Developers at Ethereum, the world’s second-biggest blockchain with a capitalization of US$231 billion, are set to upgrade the software network on Wednesday with reported new features and improvements to efficiency, cost and security.
However, the main feature of the so-called Shanghai upgrade – to take place at 10:27 p.m. UTC on Wednesday, according to the Ethereum Foundation – is the EIP-4895. This allows users to withdraw their staked Ether, or tokens deposited to support the operations of a blockchain in return for a passive income, usually in the form of more tokens.
With around 18 million Ether (US$34.5 billion) – or about 15% of the total supply – staked into the network, according to Etherscan, concerns emerged that holders could rush to sell Ether to lock in profits, which would drive prices lower. Ether has risen about 60% so far this year and recently traded at more than US$1,900.
But on-chain data provider CryptoQuant doesn’t expect a flood of Ether sales, according to a report it released in February.
“We argue that there would be low selling pressure for Ether from staking withdrawals after the Shanghai upgrade,” CryptoQuant said, adding that the majority of the staked Ether was still holding losses compared to Ether prices when it was staked. Ether reached all time highs of more than US$4,600 in November 2021.
“Typically, selling pressure emerges when market participants are sitting on extreme profits, which is not the case right now for the Ether that has been staked,” CryptoQuant said.
CryptoQuant also pointed out that the currently locked Ether cannot be withdrawn simultaneously, estimating it may take up to a year to withdraw the total value staked in the network,
Zhuling Chen, chief executive officer of crypto staking service provider RockX, said some short-term market volatility is to be expected following the upgrade, but he preferred to focus on the “substantial” long-term benefits to the Ethereum blockchain.
“Ethereum’s capacity to handle more transactions per second increases, transaction costs decrease, and the security and efficiency of smart contracts improve,” Chen said in a statement. The staking landscape will be transformed and Ethereum will become the benchmark yield for crypto, Chen added.
That’s a view shared by Alex Esin, chief executive officer of P2P.org, which offers institutional staking and blockchain development services.

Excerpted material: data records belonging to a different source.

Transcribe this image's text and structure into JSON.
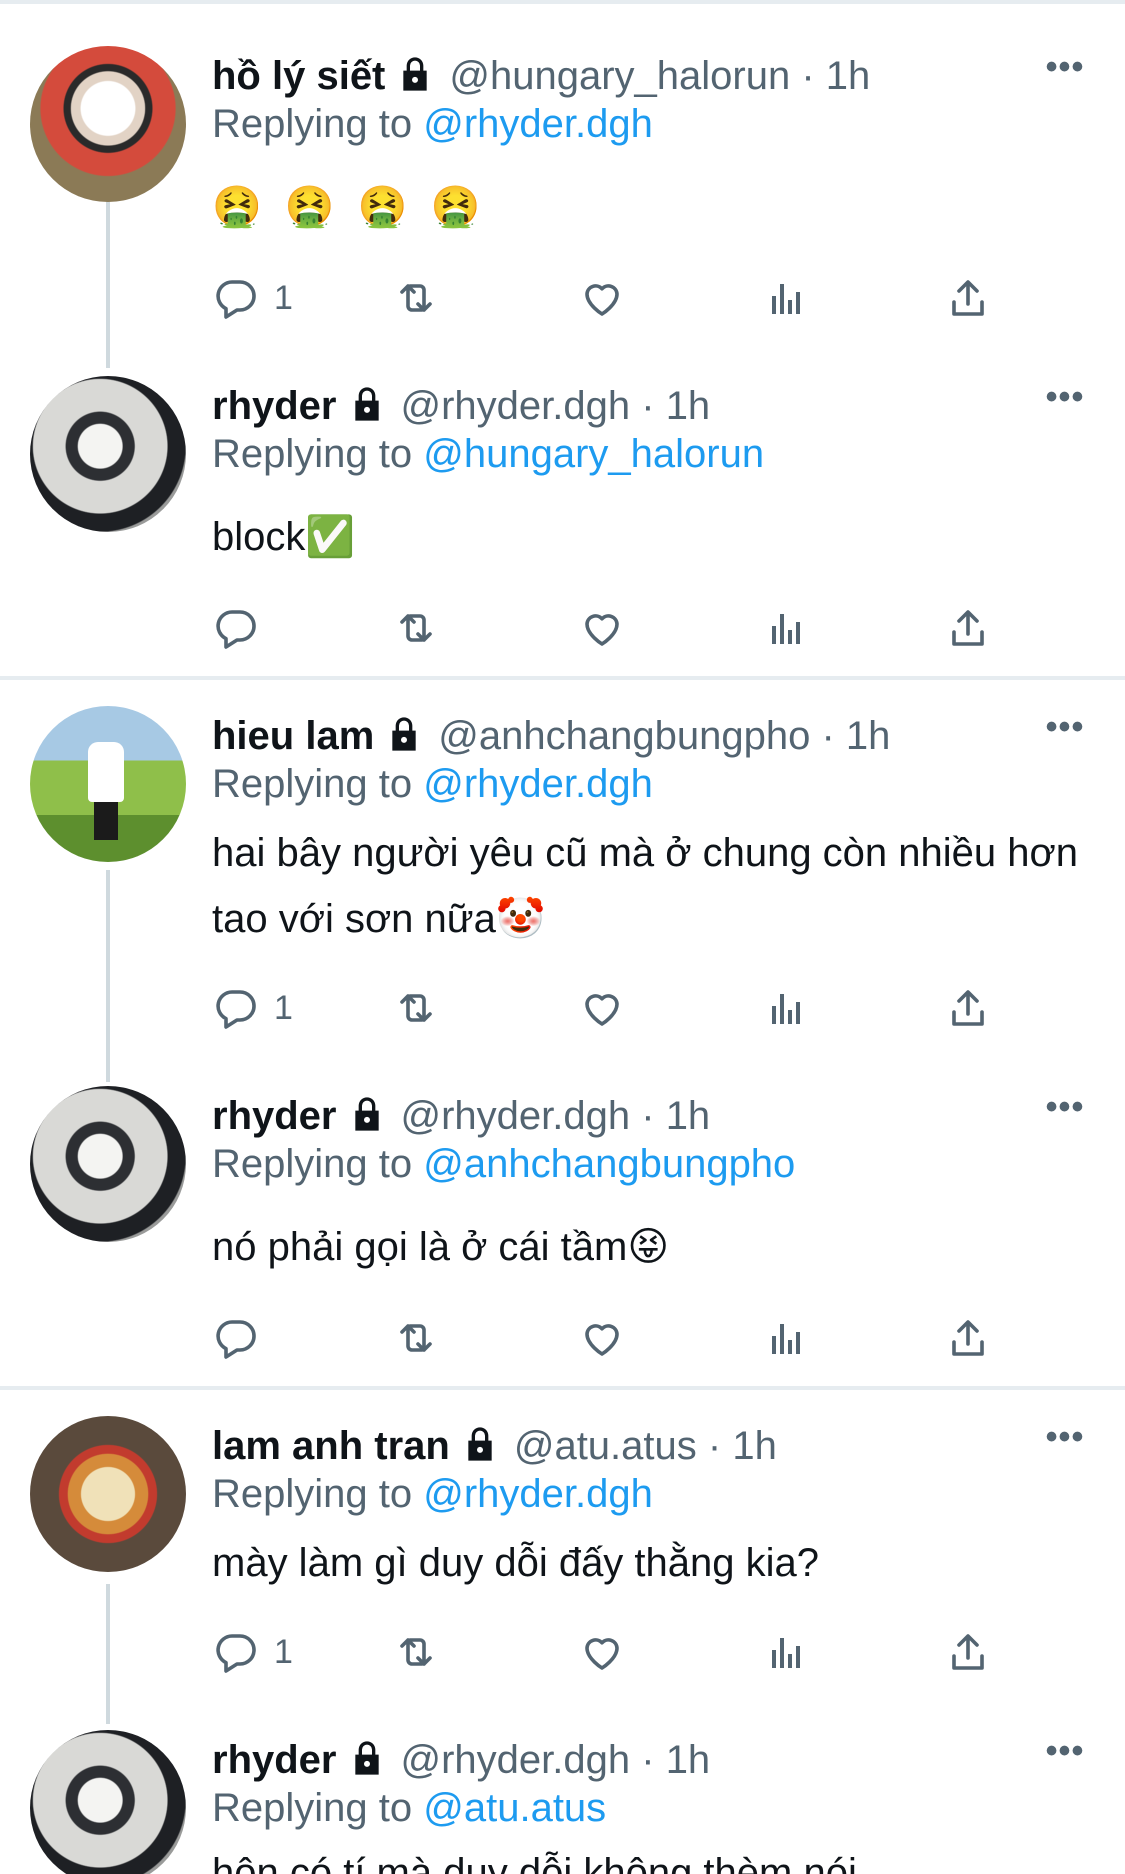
{
  "tweets": [
    {
      "name": "hồ lý siết",
      "handle": "@hungary_halorun",
      "time": "1h",
      "replying_label": "Replying to",
      "replying_to": "@rhyder.dgh",
      "text": "🤮 🤮 🤮 🤮",
      "reply_count": "1"
    },
    {
      "name": "rhyder",
      "handle": "@rhyder.dgh",
      "time": "1h",
      "replying_label": "Replying to",
      "replying_to": "@hungary_halorun",
      "text": "block✅",
      "reply_count": ""
    },
    {
      "name": "hieu lam",
      "handle": "@anhchangbungpho",
      "time": "1h",
      "replying_label": "Replying to",
      "replying_to": "@rhyder.dgh",
      "text": "hai bây người yêu cũ mà ở chung còn nhiều hơn tao với sơn nữa🤡",
      "reply_count": "1"
    },
    {
      "name": "rhyder",
      "handle": "@rhyder.dgh",
      "time": "1h",
      "replying_label": "Replying to",
      "replying_to": "@anhchangbungpho",
      "text": "nó phải gọi là ở cái tầm😝",
      "reply_count": ""
    },
    {
      "name": "lam anh tran",
      "handle": "@atu.atus",
      "time": "1h",
      "replying_label": "Replying to",
      "replying_to": "@rhyder.dgh",
      "text": "mày làm gì duy dỗi đấy thằng kia?",
      "reply_count": "1"
    },
    {
      "name": "rhyder",
      "handle": "@rhyder.dgh",
      "time": "1h",
      "replying_label": "Replying to",
      "replying_to": "@atu.atus",
      "text": "hôn có tí mà duy dỗi không thèm nói",
      "reply_count": ""
    }
  ],
  "ui": {
    "more_glyph": "•••",
    "separator": " · ",
    "accent": "#1d9bf0",
    "muted": "#536471",
    "icons": [
      "reply-icon",
      "retweet-icon",
      "like-icon",
      "views-icon",
      "share-icon",
      "lock-icon",
      "more-icon"
    ]
  }
}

Expect a substantial increase in staking activity in the year following the Shanghai upgrade, Esin said in a statement.
“We do not anticipate a massive unstaking once this functionality goes live,” Esin said.
Guilhem Chaumont, chief executive officer of crypto-financial service Flowdesk, points out the system to withdraw staked Ether could itself prevent a sell off in the token.
“It’s important to realize that the withdrawal queue only allows a limited set of requests per day (115,200), so while there may be sustained downward pressure on the price, unstaking is not likely to cause a sharp, sudden dip,” he said in an emailed comment.
Chaumont said it’s more likely a sizable portion of Ether will remain staked “with staking rewards outperforming current interest rates.”
Ken Timsit, head of Cronos Labs, the accelerator of the Cronos chain that links the Ethereum and Cosmos blockchains, did caution that Ether stakers will monitor withdrawals after the Shanghai upgrade kicks in and may potentially overreact if there is significant withdrawal demand.
“Once short-term volatility has been smoothed out, however, it is likely that the outcome will be neutral given that this upgrade has been priced into Ether value for some time,” Timsit said in an emailed comment.
Danny Chong, co-founder of Tranchess, a decentralized app that offers Ethereum services, said the Shanghai upgrade will lower the risks associated with liquid staking and “should see increased institutional participation.”
Liquid staking, also known as soft staking, allows investors to access their locked funds for other crypto-based activities while still earning rewards. Users with deposits locked on liquid staking platforms receive a tokenized version of their crypto assets, which then can be stored or traded elsewhere.
The total value of crypto assets locked in liquid staking services stood at US$17.3 billion on Tuesday, up from US$14 billion on March 1, making liquid staking the second-largest service in decentralized finance, following decentralized exchanges, according to data provider DefiLlama.
“Earning yield from liquid staking shares similarities with certain traditional financial instruments such as bonds or stocks that offer interest payments,” Chong said. “Hence it would likely attract TradFi [traditional finance] participants who are familiar with such instruments.”
Chen of RockX shared similar views: “We will see more innovations coming from direct and liquid staking solutions, and liquid staking will start playing a much larger role in the cryptocurrency space.”
Some cryptocurrency exchanges have also spotted opportunities to expand their staking products. For example, Singapore-based crypto exchange Bybit last month launched a new staking pool in time for the Shanghai upgrade.
“The highly liquid and trading-integrated ETH staking options we will be rolling out around the time of Ethereum’s Shanghai upgrade will open up many new opportunities for our users,” Ben Zhou, chief executive officer of Bybit, said in a March statement.
See related article: What impact will Ethereum’s Shanghai upgrade have on ETH and crypto markets?